Data excerpts
☆ ☆ ☆ ☆

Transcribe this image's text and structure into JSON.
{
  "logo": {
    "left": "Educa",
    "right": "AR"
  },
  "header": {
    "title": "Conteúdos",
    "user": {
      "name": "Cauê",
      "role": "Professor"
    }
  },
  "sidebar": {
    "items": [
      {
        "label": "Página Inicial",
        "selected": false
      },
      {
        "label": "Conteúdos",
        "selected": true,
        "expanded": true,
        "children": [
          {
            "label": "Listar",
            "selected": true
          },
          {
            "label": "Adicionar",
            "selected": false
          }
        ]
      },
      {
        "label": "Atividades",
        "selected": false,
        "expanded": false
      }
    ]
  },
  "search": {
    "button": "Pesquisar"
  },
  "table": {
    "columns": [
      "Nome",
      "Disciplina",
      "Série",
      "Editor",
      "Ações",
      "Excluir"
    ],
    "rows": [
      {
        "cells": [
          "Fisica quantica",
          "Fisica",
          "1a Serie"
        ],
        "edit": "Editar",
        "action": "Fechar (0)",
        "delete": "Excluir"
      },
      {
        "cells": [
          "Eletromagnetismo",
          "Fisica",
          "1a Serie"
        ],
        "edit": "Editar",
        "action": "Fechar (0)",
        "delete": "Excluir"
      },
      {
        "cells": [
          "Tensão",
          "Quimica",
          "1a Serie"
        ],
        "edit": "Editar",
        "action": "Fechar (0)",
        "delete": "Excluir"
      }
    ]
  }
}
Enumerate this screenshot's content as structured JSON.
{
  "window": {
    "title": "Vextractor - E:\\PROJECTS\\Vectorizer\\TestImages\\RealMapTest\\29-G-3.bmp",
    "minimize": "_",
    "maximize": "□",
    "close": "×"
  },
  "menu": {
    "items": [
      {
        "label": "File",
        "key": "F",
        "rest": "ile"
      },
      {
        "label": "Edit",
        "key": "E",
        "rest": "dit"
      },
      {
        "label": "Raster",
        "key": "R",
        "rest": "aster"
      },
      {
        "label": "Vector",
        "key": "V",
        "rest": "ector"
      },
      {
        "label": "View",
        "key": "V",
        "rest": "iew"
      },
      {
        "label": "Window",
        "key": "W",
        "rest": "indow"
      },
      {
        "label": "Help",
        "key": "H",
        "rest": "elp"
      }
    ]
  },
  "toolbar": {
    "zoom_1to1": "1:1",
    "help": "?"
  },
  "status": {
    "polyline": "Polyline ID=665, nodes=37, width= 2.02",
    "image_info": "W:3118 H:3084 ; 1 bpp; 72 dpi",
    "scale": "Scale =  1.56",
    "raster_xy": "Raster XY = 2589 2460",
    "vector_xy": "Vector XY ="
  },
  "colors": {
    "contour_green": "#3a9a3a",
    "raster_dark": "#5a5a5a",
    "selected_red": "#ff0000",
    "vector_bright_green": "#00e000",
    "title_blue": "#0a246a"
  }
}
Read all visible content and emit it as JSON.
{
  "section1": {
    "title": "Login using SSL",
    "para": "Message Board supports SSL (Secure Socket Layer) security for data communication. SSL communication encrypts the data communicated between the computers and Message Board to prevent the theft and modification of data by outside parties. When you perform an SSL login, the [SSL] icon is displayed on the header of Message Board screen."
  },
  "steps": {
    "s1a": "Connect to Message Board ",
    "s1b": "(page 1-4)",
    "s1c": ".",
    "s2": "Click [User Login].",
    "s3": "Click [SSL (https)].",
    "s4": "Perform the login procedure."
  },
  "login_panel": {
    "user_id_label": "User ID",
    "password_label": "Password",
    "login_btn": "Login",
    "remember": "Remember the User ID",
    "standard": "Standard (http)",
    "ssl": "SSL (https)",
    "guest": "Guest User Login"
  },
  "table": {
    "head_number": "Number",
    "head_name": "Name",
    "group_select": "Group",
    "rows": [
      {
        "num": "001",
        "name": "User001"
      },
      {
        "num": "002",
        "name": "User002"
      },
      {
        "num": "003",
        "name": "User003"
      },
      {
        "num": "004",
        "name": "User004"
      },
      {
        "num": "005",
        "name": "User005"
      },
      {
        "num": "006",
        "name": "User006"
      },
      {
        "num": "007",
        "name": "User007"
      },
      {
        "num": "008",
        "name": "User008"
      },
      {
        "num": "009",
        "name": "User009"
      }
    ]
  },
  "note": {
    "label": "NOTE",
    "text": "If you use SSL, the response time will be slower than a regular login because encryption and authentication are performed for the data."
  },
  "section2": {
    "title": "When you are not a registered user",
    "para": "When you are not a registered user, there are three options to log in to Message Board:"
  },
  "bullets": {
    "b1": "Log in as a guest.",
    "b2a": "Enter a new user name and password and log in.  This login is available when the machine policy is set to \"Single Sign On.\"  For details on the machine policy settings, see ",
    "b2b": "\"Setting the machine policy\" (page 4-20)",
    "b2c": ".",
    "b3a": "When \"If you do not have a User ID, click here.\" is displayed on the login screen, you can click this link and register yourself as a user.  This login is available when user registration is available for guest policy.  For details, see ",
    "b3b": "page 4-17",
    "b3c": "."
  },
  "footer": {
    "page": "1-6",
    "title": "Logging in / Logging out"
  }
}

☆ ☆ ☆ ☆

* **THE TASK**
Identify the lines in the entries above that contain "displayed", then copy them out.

* **ANSWER**
    "para": "Message Board supports SSL (Secure Socket Layer) security for data communication. SSL communication encrypts the data communicated between the computers and Message Board to prevent the theft and modification of data by outside parties. When you perform an SSL login, the [SSL] icon is displayed on the header of Message Board screen."
    "b3a": "When \"If you do not have a User ID, click here.\" is displayed on the login screen, you can click this link and register yourself as a user.  This login is available when user registration is available for guest policy.  For details, see ",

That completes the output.